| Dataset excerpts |
________________

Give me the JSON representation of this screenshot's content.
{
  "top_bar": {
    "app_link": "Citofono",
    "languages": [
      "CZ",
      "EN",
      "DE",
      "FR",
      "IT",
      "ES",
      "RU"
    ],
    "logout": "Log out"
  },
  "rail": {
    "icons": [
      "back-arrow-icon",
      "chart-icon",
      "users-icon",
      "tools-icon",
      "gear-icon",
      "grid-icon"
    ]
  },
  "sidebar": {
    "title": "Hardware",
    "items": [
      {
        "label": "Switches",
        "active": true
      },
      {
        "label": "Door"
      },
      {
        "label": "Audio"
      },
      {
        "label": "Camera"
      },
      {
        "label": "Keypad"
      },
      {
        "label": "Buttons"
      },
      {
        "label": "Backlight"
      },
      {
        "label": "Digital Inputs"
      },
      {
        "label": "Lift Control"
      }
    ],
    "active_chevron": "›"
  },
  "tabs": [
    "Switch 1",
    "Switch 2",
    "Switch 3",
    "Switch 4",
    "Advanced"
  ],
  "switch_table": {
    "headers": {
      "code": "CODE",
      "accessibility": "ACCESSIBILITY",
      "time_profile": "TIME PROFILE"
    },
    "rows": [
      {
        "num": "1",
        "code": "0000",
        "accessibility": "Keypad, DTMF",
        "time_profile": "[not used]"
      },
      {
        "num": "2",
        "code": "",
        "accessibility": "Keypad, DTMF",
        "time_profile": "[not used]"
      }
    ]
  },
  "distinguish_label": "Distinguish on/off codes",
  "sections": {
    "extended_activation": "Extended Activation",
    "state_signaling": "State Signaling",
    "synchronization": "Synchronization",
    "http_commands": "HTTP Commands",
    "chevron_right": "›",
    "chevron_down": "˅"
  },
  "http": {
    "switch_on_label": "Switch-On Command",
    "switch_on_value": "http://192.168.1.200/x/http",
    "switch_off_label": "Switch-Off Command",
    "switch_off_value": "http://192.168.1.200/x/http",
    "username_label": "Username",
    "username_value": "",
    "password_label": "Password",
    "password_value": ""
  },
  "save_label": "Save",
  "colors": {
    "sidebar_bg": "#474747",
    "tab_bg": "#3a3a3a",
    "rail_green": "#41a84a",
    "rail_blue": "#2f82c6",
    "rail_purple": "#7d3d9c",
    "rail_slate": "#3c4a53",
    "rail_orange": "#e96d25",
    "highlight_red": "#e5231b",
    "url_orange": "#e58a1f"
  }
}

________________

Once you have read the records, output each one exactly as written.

| ANSWER BELOW |
Give me the JSON representation of this screenshot's content.
{
  "top_bar": {
    "app_link": "Citofono",
    "languages": [
      "CZ",
      "EN",
      "DE",
      "FR",
      "IT",
      "ES",
      "RU"
    ],
    "logout": "Log out"
  },
  "rail": {
    "icons": [
      "back-arrow-icon",
      "chart-icon",
      "users-icon",
      "tools-icon",
      "gear-icon",
      "grid-icon"
    ]
  },
  "sidebar": {
    "title": "Hardware",
    "items": [
      {
        "label": "Switches",
        "active": true
      },
      {
        "label": "Door"
      },
      {
        "label": "Audio"
      },
      {
        "label": "Camera"
      },
      {
        "label": "Keypad"
      },
      {
        "label": "Buttons"
      },
      {
        "label": "Backlight"
      },
      {
        "label": "Digital Inputs"
      },
      {
        "label": "Lift Control"
      }
    ],
    "active_chevron": "›"
  },
  "tabs": [
    "Switch 1",
    "Switch 2",
    "Switch 3",
    "Switch 4",
    "Advanced"
  ],
  "switch_table": {
    "headers": {
      "code": "CODE",
      "accessibility": "ACCESSIBILITY",
      "time_profile": "TIME PROFILE"
    },
    "rows": [
      {
        "num": "1",
        "code": "0000",
        "accessibility": "Keypad, DTMF",
        "time_profile": "[not used]"
      },
      {
        "num": "2",
        "code": "",
        "accessibility": "Keypad, DTMF",
        "time_profile": "[not used]"
      }
    ]
  },
  "distinguish_label": "Distinguish on/off codes",
  "sections": {
    "extended_activation": "Extended Activation",
    "state_signaling": "State Signaling",
    "synchronization": "Synchronization",
    "http_commands": "HTTP Commands",
    "chevron_right": "›",
    "chevron_down": "˅"
  },
  "http": {
    "switch_on_label": "Switch-On Command",
    "switch_on_value": "http://192.168.1.200/x/http",
    "switch_off_label": "Switch-Off Command",
    "switch_off_value": "http://192.168.1.200/x/http",
    "username_label": "Username",
    "username_value": "",
    "password_label": "Password",
    "password_value": ""
  },
  "save_label": "Save",
  "colors": {
    "sidebar_bg": "#474747",
    "tab_bg": "#3a3a3a",
    "rail_green": "#41a84a",
    "rail_blue": "#2f82c6",
    "rail_purple": "#7d3d9c",
    "rail_slate": "#3c4a53",
    "rail_orange": "#e96d25",
    "highlight_red": "#e5231b",
    "url_orange": "#e58a1f"
  }
}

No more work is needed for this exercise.